sp_UserOfflineSmall Offline
172sp_Permalink sp_Print

oooh baby then you will love this -
http://www.illwillpress.com/vault.html

Tech support

February 23, 2009
7:23 pm
Avatar
Guest
Guests
173sp_Permalink sp_Print

Boring ...

It feels to me like negative attention.

Rather than nasty ...

Positive feels to me as the answer to frustration and isolation and not feeling or being heard.

February 23, 2009
7:36 pm
Avatar
guest_guest
Guest
Guests
174sp_Permalink sp_Print

Its monday and I skipped my workout yesterday so I gotta do it today. Sucks to workout on monday!

February 24, 2009
10:17 pm
Avatar
guest_guest
Guest
Guests
175sp_Permalink sp_Print

Naturally if I was to ask people something like if I should go or leave, some of them would tell me to stay and the others would stay silent. I shouldnt ask a question like that. Thats just me looking for validation, no matter how you put it.

Forum Timezone: UTC -8
Most Users Ever Online: 349
Currently Online:
30
Guest(s)
Currently Browsing this Page:
1 Guest(s)
Top Posters:
onedaythiswillpass: 1134
zarathustra: 562
StronginHim77: 453
free: 433
2013ways: 431
curious64: 408
Member Stats:
Guest Posters: 49
Members: 111020
Moderators: 5
Admins: 3
Forum Stats:
Groups: 8
Forums: 74
Topics: 38570
Posts: 714311
Newest Members:
cosmo789, bravelassie, Chloe12, future life, austinjacob, Hadity1
Moderators: arochaIB: 1, devadmin: 9, Tincho: 0, Donn Gruta: 0, Germain Palacios: 0
Administrators: admin: 21, ShiningLight: 572, emily430: 29

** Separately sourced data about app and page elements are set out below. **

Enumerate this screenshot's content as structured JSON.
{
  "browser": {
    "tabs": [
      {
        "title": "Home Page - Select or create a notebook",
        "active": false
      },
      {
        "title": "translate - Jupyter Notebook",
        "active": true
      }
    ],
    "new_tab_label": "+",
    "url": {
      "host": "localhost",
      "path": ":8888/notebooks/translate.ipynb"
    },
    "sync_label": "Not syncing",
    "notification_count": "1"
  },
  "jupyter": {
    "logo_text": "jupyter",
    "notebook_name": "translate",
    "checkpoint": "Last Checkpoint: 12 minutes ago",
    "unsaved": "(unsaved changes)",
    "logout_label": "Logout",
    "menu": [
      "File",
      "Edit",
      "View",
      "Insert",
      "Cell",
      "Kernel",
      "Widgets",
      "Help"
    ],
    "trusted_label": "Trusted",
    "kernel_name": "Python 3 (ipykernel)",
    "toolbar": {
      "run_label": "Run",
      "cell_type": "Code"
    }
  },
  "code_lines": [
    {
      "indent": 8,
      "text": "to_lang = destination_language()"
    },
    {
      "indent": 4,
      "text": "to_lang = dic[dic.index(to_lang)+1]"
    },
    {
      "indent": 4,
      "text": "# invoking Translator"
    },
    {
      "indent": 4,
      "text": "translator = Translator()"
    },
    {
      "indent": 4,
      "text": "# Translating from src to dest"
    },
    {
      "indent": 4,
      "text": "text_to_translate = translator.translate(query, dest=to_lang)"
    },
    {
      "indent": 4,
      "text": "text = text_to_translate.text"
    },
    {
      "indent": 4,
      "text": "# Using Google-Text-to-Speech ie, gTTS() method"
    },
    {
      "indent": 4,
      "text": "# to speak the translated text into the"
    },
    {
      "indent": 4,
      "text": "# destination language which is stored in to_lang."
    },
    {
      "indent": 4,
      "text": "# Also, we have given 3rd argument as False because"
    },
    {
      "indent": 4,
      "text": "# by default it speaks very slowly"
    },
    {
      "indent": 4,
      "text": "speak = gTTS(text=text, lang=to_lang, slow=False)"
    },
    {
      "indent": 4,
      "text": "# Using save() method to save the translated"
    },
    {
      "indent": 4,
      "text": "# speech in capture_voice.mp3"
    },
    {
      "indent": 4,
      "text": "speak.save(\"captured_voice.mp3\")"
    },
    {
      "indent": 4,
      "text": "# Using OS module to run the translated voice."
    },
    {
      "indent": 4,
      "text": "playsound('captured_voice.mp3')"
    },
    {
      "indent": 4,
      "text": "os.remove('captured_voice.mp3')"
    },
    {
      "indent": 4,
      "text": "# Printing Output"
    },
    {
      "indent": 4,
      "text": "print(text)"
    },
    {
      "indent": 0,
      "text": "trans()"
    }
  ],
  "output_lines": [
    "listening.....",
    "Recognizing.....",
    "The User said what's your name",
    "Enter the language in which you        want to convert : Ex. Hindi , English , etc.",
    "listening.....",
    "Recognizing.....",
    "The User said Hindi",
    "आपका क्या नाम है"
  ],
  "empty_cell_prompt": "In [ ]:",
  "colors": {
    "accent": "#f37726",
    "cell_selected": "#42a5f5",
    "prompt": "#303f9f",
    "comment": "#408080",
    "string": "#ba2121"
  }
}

Copyright © 2020 MH Sub I, LLC. All rights reserved.
Terms of Use | Privacy Policy | Cookie Policy | Health Disclaimer | Do Not Sell My Personal Information